The Maldives are the destination of every ocean-lover’s dreams. But it doesn’t have to stop at just that. A savvy approach to market the country differently, which came about as a result of the pandemic, is helping the tourism industry pivot to pitch a different offering to travellers.
Think Maldives. And you probably paint a vivid mental picture of pristine atolls and palm-fringed beaches of white sand in azure seas. Where the only deep dives you take are into the sea, and the only schools your child attends are the colourful ones teeming with fish. You dream of barefoot luxury resorts with chilled rooms wholly dedicated to ice-cream, and over-water villas, where both, your breakfast and hope, float!
But there’s more to the Maldives than this oceanic opulence. And Visit Maldives has realised the potential and started to broaden the scope of the types of tourists it hopes to attract to the island nation.
We spoke to Thoyyib Mohamed, CEO and Managing Director at Maldives Marketing & PR Corporation, to get a deeper understanding of this trend. Excerpts from the interview…
The Maldives have been known for luxury and leisure offerings. With events like an offshoot of the Jaipur Lit Fest being planned there, is there a new thrust in how the country is going to be perceived? Has there been a conscious decision to broaden the Maldives brand proposition as a tourist destination?
Definitely. We are working to broaden the Maldives brand as a destination that offers so much more than one expects. Many travellers do not realise that in addition to our prestigious luxury resorts, we also have boutique guesthouses, adventurous liveaboards and lavish hotels. These properties are the perfect space to host exciting and unique events and festivals. After all, doesn’t a music festival nestled in the midst of the Indian ocean sound really cool?
With luxury music festivals like Cult Excape, which will attract large numbers of attendees to the atolls, will special measures have to be taken to accommodate their travel needs? What type of logistical planning will be required for this?
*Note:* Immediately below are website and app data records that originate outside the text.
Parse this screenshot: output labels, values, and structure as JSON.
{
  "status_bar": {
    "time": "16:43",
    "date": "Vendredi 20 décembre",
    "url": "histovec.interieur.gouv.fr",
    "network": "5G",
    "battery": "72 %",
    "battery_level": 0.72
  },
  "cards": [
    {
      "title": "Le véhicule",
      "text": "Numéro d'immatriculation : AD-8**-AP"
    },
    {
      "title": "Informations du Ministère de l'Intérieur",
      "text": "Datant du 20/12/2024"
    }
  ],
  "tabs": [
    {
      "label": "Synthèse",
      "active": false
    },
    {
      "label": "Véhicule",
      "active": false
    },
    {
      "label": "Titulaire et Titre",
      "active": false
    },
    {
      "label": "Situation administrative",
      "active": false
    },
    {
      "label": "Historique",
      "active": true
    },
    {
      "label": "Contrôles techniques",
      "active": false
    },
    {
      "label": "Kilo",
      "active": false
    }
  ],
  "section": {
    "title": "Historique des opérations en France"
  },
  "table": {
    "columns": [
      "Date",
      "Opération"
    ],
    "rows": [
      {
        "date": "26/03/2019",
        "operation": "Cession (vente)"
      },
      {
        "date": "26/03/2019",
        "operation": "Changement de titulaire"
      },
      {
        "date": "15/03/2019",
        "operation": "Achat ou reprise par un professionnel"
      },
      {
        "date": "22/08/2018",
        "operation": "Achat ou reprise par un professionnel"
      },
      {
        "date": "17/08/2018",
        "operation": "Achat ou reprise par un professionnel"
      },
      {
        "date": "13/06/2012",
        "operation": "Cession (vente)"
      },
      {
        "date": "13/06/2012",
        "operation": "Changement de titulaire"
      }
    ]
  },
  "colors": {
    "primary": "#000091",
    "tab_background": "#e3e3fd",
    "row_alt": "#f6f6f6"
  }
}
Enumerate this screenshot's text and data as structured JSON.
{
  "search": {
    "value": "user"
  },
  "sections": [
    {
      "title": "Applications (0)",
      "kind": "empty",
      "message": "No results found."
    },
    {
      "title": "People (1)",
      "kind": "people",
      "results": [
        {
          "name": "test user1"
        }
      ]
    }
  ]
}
The planning carried out by the properties prioritises the safety, health, and wellbeing of all participants. Our dedication to ensuring the Maldives as a safe haven is one of the main reasons why we have succeeded so far amidst the pandemic. Our naturally distanced geography ensures that each island is naturally social-distanced and these properties function under strict stringent safety measures and protocols.
What plans are in place to maintain the sanctity and unspoilt nature of the islands with an influx of different types of visitors?
One of the main reasons why travellers come to the Maldives is to experience the unspoilt nature and natural sanctity of the islands. The Maldives is beautiful beyond belief and travellers are able to deeply connect with nature and appreciate the unique ecosystems that make all life possible. The travellers respect nature, and we also have measures in place to protect the natural environment as well.
How will pivoting to attract more events help the country’s economy? If you could share some numbers, it will give our readers an insight.
It is a matter of diversification. I believe this is the right time to do it. We crossed the targeted arrival numbers last year and we have already crossed the one million mark this year. We believe diversification is important to ensure the numbers are sustained in the next few years. During the pandemic, we realised that we must utilise our resources and target different segments, rather than simply relying on the successful and traditional segments. Recently, we have taken our first steps at positioning Maldives as a leading destination for MICE, and we believe that this will be a very successful endeavour indeed.